Overall, the study included 182 patients with COVID-19-associated AKI, as well as 1430 AKI patients not associated with COVID-19. The median age of the patient population was 69.7 years old.
The researchers found results that showed trends around demographic lines.

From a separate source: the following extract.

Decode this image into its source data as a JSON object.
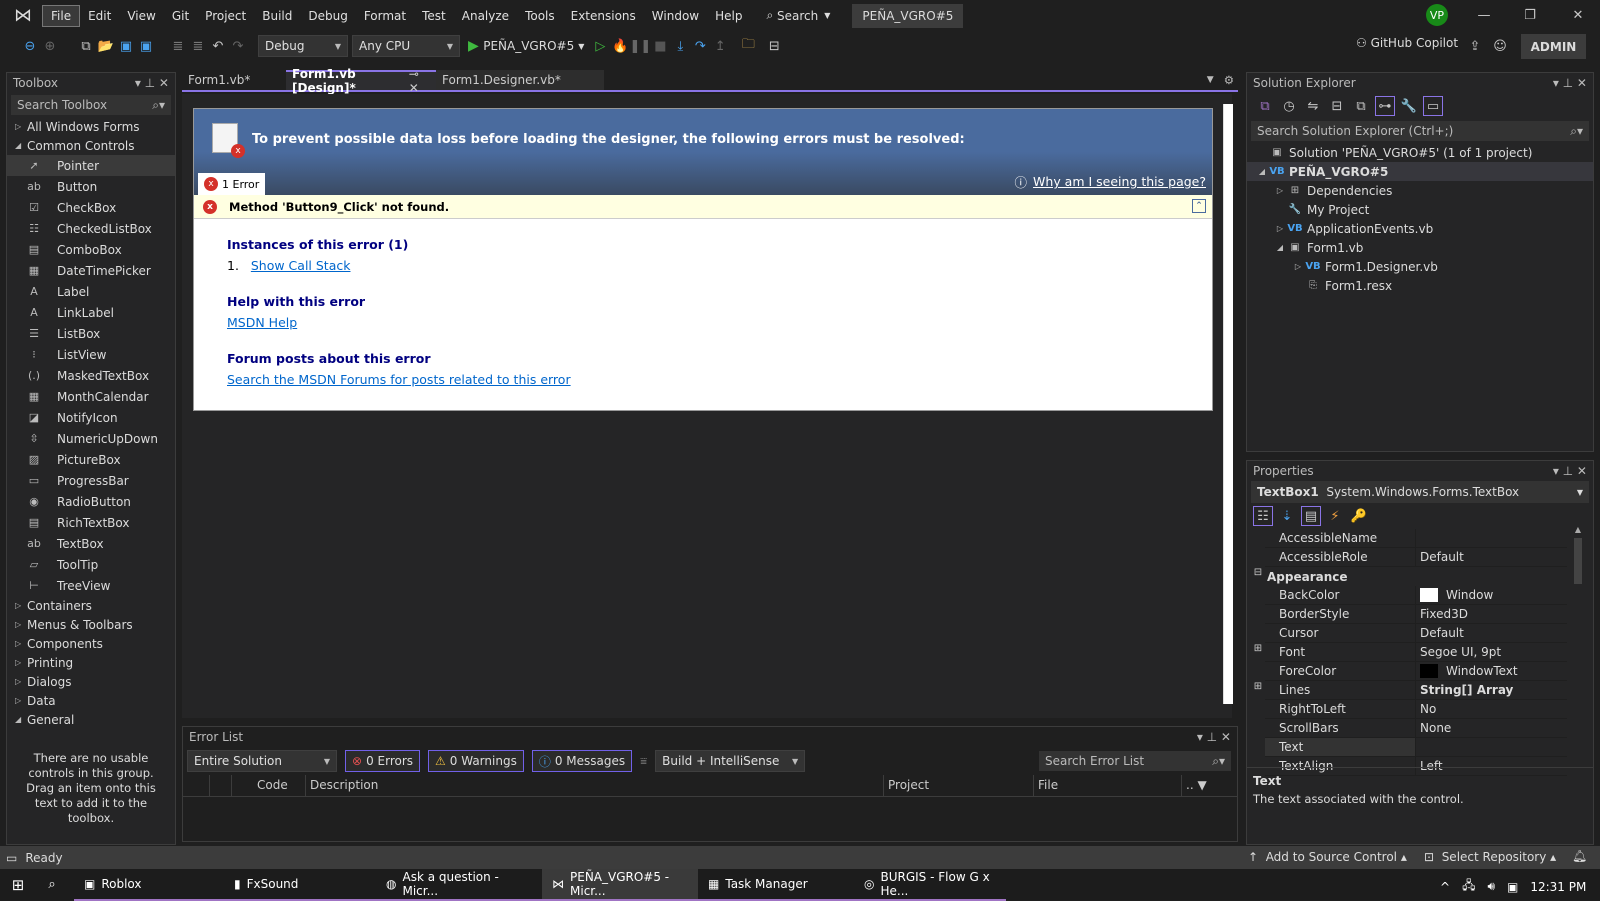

Patients with an acute kidney injury associated with COVID-19 were more likely to be African-American (n = 73; 40.1% vs. n = 225; 15.7%) or Hispanic (n = 40; 22% vs. n = 126; 8.8%).
These patients also had fewer comorbidities than those without COVID-19, but similar rates of preexisting chronic kidney disease and hypertension.
Overall, patients with COVID-19-associated acute kidney injuries had a greater decrease in eGFR in the unadjusted model (−11.3; 95% CI, –22.1 to −0.4 mL/min/1.73 m2/y; P = 0.04), as well as after adjusting for baseline comorbidities (−12.4; 95% CI, –23.7 to −1.2 mL/min/1.73 m2/y; P = 0 .03).
After fully adjusting for comorbidities, peak creatinine level, and in-hospital dialysis requirement, the investigators found the eGFR slope difference persisted (−14.0; 95% CI, –25.1 to −2.9 mL/min/1.73 m2/y; P = 0 .01).
For a subgroup of 319 patients who had not achieved acute kidney injury recovery by discharge, COVID-19-associated AKI was linked to decreased kidney recovery during outpatient follow-up (aHR, 0.57; 95% CI, 0.35-0.92).
“In this cohort study of US patients who experienced in-hospital AKI, COVID-19–associated AKI was associated with a greater rate of eGFR decrease after discharge compared with AKI in patients without COVID-19, independent of underlying comorbidities or AKI severity,” the authors wrote. “This eGFR trajectory may reinforce the importance of monitoring kidney function after AKI and studying interventions to limit kidney disease after COVID-19–associated AKI.”
The study, “Assessment of Acute Kidney Injury and Longitudinal Kidney Function After Hospital Discharge Among Patients With and Without COVID-19,” was published online in JAMA Network Open.